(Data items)
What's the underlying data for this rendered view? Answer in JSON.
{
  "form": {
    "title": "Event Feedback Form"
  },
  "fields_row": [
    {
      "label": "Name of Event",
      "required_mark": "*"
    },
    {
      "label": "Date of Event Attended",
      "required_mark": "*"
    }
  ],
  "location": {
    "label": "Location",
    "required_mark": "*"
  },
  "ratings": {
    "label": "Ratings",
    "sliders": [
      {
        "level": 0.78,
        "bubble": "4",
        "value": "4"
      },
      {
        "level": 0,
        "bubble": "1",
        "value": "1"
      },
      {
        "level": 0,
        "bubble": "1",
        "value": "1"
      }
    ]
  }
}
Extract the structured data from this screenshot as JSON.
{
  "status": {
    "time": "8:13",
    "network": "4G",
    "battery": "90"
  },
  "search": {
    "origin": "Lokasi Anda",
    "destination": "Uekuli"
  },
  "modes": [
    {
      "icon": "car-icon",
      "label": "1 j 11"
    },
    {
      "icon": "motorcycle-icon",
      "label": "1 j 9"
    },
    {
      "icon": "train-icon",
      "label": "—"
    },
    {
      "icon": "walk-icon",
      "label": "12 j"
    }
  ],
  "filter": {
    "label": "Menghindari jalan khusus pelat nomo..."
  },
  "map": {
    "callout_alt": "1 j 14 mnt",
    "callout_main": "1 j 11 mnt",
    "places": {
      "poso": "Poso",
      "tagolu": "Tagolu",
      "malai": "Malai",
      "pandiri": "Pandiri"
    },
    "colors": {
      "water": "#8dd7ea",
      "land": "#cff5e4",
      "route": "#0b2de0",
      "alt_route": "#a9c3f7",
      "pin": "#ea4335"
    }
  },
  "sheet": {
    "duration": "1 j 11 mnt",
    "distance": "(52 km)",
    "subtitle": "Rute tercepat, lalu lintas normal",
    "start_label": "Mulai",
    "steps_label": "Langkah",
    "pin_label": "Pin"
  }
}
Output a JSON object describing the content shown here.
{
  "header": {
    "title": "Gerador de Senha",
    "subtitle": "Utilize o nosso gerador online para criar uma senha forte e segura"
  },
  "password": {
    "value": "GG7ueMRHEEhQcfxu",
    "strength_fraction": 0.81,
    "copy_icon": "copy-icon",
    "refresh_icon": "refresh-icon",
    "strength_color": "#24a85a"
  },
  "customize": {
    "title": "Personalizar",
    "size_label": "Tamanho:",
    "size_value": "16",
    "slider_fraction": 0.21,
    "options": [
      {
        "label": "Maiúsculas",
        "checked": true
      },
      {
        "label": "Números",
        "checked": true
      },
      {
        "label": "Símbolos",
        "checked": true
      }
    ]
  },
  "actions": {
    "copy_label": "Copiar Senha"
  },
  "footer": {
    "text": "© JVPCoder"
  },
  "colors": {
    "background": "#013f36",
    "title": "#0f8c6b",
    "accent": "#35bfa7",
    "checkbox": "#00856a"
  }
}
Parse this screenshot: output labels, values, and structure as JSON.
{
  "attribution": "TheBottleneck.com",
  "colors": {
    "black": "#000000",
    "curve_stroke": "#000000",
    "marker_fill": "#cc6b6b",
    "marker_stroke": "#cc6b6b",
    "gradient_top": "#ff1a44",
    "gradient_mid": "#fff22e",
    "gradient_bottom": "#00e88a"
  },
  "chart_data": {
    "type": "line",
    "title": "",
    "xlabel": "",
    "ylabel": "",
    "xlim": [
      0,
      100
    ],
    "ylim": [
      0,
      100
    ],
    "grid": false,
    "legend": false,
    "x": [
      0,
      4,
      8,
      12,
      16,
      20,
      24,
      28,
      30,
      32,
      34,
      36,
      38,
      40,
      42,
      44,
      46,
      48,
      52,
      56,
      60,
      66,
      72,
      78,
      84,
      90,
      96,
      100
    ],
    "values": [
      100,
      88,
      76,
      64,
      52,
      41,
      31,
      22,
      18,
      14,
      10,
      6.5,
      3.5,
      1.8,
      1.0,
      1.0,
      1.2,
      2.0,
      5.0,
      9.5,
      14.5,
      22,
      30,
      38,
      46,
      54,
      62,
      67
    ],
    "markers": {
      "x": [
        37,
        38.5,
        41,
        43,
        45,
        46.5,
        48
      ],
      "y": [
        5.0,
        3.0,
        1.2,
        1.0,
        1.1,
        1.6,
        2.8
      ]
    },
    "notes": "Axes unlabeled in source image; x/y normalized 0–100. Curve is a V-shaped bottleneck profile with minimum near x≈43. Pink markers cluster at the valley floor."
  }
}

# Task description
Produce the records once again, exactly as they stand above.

# Response area
What's the underlying data for this rendered view? Answer in JSON.
{
  "form": {
    "title": "Event Feedback Form"
  },
  "fields_row": [
    {
      "label": "Name of Event",
      "required_mark": "*"
    },
    {
      "label": "Date of Event Attended",
      "required_mark": "*"
    }
  ],
  "location": {
    "label": "Location",
    "required_mark": "*"
  },
  "ratings": {
    "label": "Ratings",
    "sliders": [
      {
        "level": 0.78,
        "bubble": "4",
        "value": "4"
      },
      {
        "level": 0,
        "bubble": "1",
        "value": "1"
      },
      {
        "level": 0,
        "bubble": "1",
        "value": "1"
      }
    ]
  }
}
Extract the structured data from this screenshot as JSON.
{
  "status": {
    "time": "8:13",
    "network": "4G",
    "battery": "90"
  },
  "search": {
    "origin": "Lokasi Anda",
    "destination": "Uekuli"
  },
  "modes": [
    {
      "icon": "car-icon",
      "label": "1 j 11"
    },
    {
      "icon": "motorcycle-icon",
      "label": "1 j 9"
    },
    {
      "icon": "train-icon",
      "label": "—"
    },
    {
      "icon": "walk-icon",
      "label": "12 j"
    }
  ],
  "filter": {
    "label": "Menghindari jalan khusus pelat nomo..."
  },
  "map": {
    "callout_alt": "1 j 14 mnt",
    "callout_main": "1 j 11 mnt",
    "places": {
      "poso": "Poso",
      "tagolu": "Tagolu",
      "malai": "Malai",
      "pandiri": "Pandiri"
    },
    "colors": {
      "water": "#8dd7ea",
      "land": "#cff5e4",
      "route": "#0b2de0",
      "alt_route": "#a9c3f7",
      "pin": "#ea4335"
    }
  },
  "sheet": {
    "duration": "1 j 11 mnt",
    "distance": "(52 km)",
    "subtitle": "Rute tercepat, lalu lintas normal",
    "start_label": "Mulai",
    "steps_label": "Langkah",
    "pin_label": "Pin"
  }
}
Output a JSON object describing the content shown here.
{
  "header": {
    "title": "Gerador de Senha",
    "subtitle": "Utilize o nosso gerador online para criar uma senha forte e segura"
  },
  "password": {
    "value": "GG7ueMRHEEhQcfxu",
    "strength_fraction": 0.81,
    "copy_icon": "copy-icon",
    "refresh_icon": "refresh-icon",
    "strength_color": "#24a85a"
  },
  "customize": {
    "title": "Personalizar",
    "size_label": "Tamanho:",
    "size_value": "16",
    "slider_fraction": 0.21,
    "options": [
      {
        "label": "Maiúsculas",
        "checked": true
      },
      {
        "label": "Números",
        "checked": true
      },
      {
        "label": "Símbolos",
        "checked": true
      }
    ]
  },
  "actions": {
    "copy_label": "Copiar Senha"
  },
  "footer": {
    "text": "© JVPCoder"
  },
  "colors": {
    "background": "#013f36",
    "title": "#0f8c6b",
    "accent": "#35bfa7",
    "checkbox": "#00856a"
  }
}
Parse this screenshot: output labels, values, and structure as JSON.
{
  "attribution": "TheBottleneck.com",
  "colors": {
    "black": "#000000",
    "curve_stroke": "#000000",
    "marker_fill": "#cc6b6b",
    "marker_stroke": "#cc6b6b",
    "gradient_top": "#ff1a44",
    "gradient_mid": "#fff22e",
    "gradient_bottom": "#00e88a"
  },
  "chart_data": {
    "type": "line",
    "title": "",
    "xlabel": "",
    "ylabel": "",
    "xlim": [
      0,
      100
    ],
    "ylim": [
      0,
      100
    ],
    "grid": false,
    "legend": false,
    "x": [
      0,
      4,
      8,
      12,
      16,
      20,
      24,
      28,
      30,
      32,
      34,
      36,
      38,
      40,
      42,
      44,
      46,
      48,
      52,
      56,
      60,
      66,
      72,
      78,
      84,
      90,
      96,
      100
    ],
    "values": [
      100,
      88,
      76,
      64,
      52,
      41,
      31,
      22,
      18,
      14,
      10,
      6.5,
      3.5,
      1.8,
      1.0,
      1.0,
      1.2,
      2.0,
      5.0,
      9.5,
      14.5,
      22,
      30,
      38,
      46,
      54,
      62,
      67
    ],
    "markers": {
      "x": [
        37,
        38.5,
        41,
        43,
        45,
        46.5,
        48
      ],
      "y": [
        5.0,
        3.0,
        1.2,
        1.0,
        1.1,
        1.6,
        2.8
      ]
    },
    "notes": "Axes unlabeled in source image; x/y normalized 0–100. Curve is a V-shaped bottleneck profile with minimum near x≈43. Pink markers cluster at the valley floor."
  }
}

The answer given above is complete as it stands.